The Importance of Identifying GA1

Brain damage is a tragic possible complication of the condition Gluatric Aciduria 1 (GA1.) GA1 is an inherited metabolic disorder resulting from a deficiency of the enzyme glutaryl-CoA dehydrogenase and is genetically determined. Symptoms of this condition include a large head, seizures, stroke, and neurological damage. Treatment of this condition is in the form of a low protein diet. Screening for this condition is now included in the newborn Guthrie blood spot.

In an acute encephalopathic crisis situation, caused by inadequate treatment of GA1, symptoms can progress to include poor appetite, abnormal movements, vomiting and irritability. In extreme circumstances, seizures and comas can occur which can lead to brain damage.

Diagnosis of GA1 is imperative so as to ensure that a carefully-controlled diet is implemented in order to prevent brain damage from occurring. However, due to the spectrum of symptoms associated with GA1, there comes a risk that an incorrect diagnosis could be made.
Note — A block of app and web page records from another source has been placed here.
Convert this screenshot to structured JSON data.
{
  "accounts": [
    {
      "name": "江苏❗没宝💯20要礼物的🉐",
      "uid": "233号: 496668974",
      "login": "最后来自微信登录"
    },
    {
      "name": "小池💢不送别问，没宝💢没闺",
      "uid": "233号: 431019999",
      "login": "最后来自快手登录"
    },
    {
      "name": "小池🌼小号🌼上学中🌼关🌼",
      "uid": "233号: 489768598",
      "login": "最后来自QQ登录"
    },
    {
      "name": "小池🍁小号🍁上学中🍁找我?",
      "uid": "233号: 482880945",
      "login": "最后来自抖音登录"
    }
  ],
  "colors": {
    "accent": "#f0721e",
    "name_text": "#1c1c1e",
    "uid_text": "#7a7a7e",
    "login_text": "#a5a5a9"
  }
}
For example, GA1 shares the symptoms of vomiting and irritability with septic conditions.

In order to ensure that GA1 is diagnosed at the earliest opportunity, and make sure a diet plan is put in place, the condition should be considered in all children presenting with acute encephalopathy, stroke, large head with developmental delay. Stroke is uncommon in children, but should always be considered in a child who stops moving a limb if there is not obvious history or signs of trauma. Stroke is always an emergency in paediatrics and early referral to a Paediatric Neurology Service is mandatory and referral to metabolic team should be considered.

As part of metabolic investigations, urine organic acids should be measured. This would give the best chance of diagnosing GA1 at an early stage and reducing the likelihood of brain damage.

Important Note

This article is intended to raise awareness to clinical risk issues in an effort to reduce incidence recurrence and improve patient safety. This is not intended to be relied upon as advice. Facts have been altered to ensure this case is non-identifiable, albeit clinical learning points remain applicable. To request an independent clinical review, please contact admin@tmlep.com or call +44 (0) 203 355 9796.